By Jorie –
For some of us, there’s nothing worse than trying to muster up the strength and courage to push through a busy family gathering. Pair that with the holidays, and you have a perfect recipe for disaster.
Personally, anxiety tends to be one of my worst companions when I’m trying to make it through the several hours of meeting with family, eating unfamiliar foods, exchanging gifts, answering life’s greatest questions, and more. But piggybacking on anxiety are usually migraine, fibromyalgia, extreme fatigue, joint pain, nausea, and more. It’s almost as if they’re all good friends having their OWN holiday gathering, that I definitely didn’t want to be invited to.
Though I have trouble with the stress of large, crowded gatherings, I have figured out my own ways to power through them. I get a little better at it as each year passes. Here are some of my favorite tips for softening the holiday blows…
1. It’s okay to say “no.” When you arrive at family gatherings, your relatives tend to swarm over you, demanding hugs and asking whatever the most recent invasive question is in your life (this year for me: “how’s married life treatin’ ya?”) Remember that it is okay to ask for some space. It is okay to say you aren’t comfortable answering the thousand questions launched at you. It is okay to say no to eating Aunt Gertrude’s whatever-that-is because it could upset your delicate digestive system. And to everything else: NO is an acceptable answer.
2. Bring comfort items with you. One of my favorite things to do when I go to a large family event is wear a secret comfy item of clothing that I can mask as “dressing up.” You know where this is going… leggings!! Leggings are my secret clothing weapon because I can dress them up or I can be totally slouchy in them at home, but either way: they’re mega cozy and make me feel safe. Whatever your personal comfort item is, bring it with you to help ease anxiety and help you feel comfy all day long.
3. Make little escapes when you can. When you start feeling the pressure, feeling so overwhelmed that the world feels like it’s closing in around you and you can’t breathe, quietly get up and leave. Go to the bathroom. Go outside for some fresh air. Go sit in the car. Go take a walk. Just make whatever tiny escape you can to gather yourself mentally for returning to the crowd. Maybe you’ll need to excuse yourself politely, and that’s okay, do it however you need to do it, but know that it is OKAY to leave for a bit.
4. Remember to pack your relief/rescue kit. You should already have one of these made up for occasions such as this, but if you don’t, include things like: extra doses of your medications, ear plugs, ice packs, a water bottle, essential oils/CBD oil, muscle rub, sunglasses, and anything else that gives you relief on the go. Bring it with you and use whatever you need whenever you need it!

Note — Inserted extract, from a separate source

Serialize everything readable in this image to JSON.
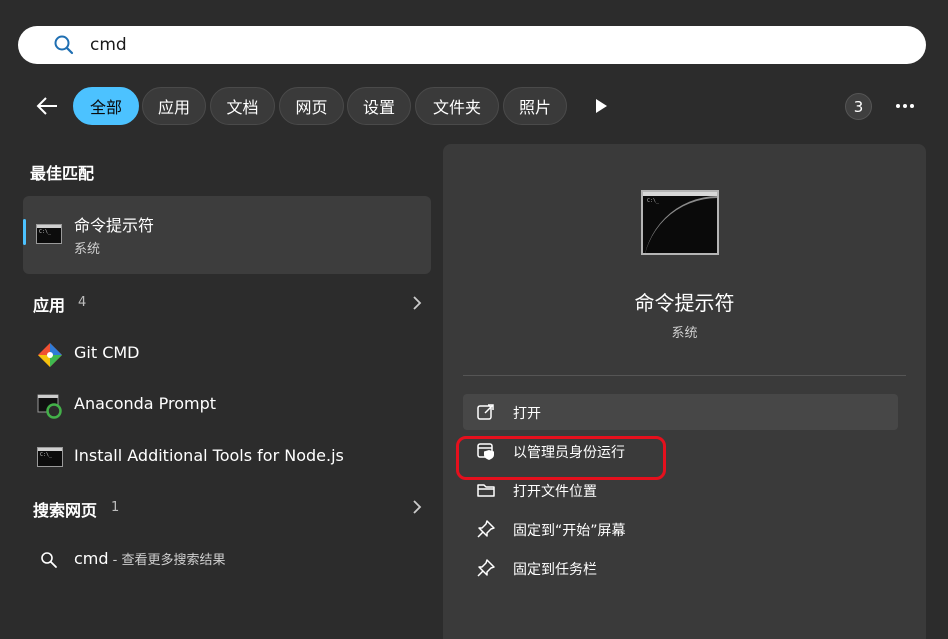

5. Practice mini mindfulness exercises. You can do these while sitting at the table to eat. You can do it while Aunt Gertrude is invading your personal space for the 13th time today. You can do it while all the noises and the heat of the crowd is starting to get to you.
I particularly like the 5-4-3-2-1 Grounding Technique and find myself using this one a lot. This one is easy to do discretely without anyone else even knowing you’re doing it.
- Find 5 things you can see,
- 4 things you can feel,
- 3 things you can hear,
- 2 things you can smell, and
- 1 thing you can taste.
I also like the 4-7-8 Relaxing Breath Exercise. It works like this:
- Exhale completely through your mouth, making a whoosh sound.
- Close your mouth and inhale quietly through your nose to a mental count of four.
- Hold your breath for a count of seven.
- Exhale completely through your mouth, making a whoosh sound to a count of eight.
- This is one breath. Now inhale again and repeat the cycle three more times for a total of four breaths.
6. Do what you can–and no more. If anyone presses you about this issue, refer back to point #1: it is okay to say NO. Please don’t push yourself overboard for the sake of a single day of a family gathering. The entire holiday season is the season of joy, togetherness, giving, and so much more. It is not just about one day of forcing yourself into misery to make it to a gathering. If you are having trouble the day of an event, ask your family or friends to reschedule. If they can’t, ask if you can be with some of them for a smaller gathering on another day, or maybe plan to do something together that won’t be so triggering. It’s important that you enjoy the holiday season in your own way, too. In ways that won’t bring about pain and mental anguish.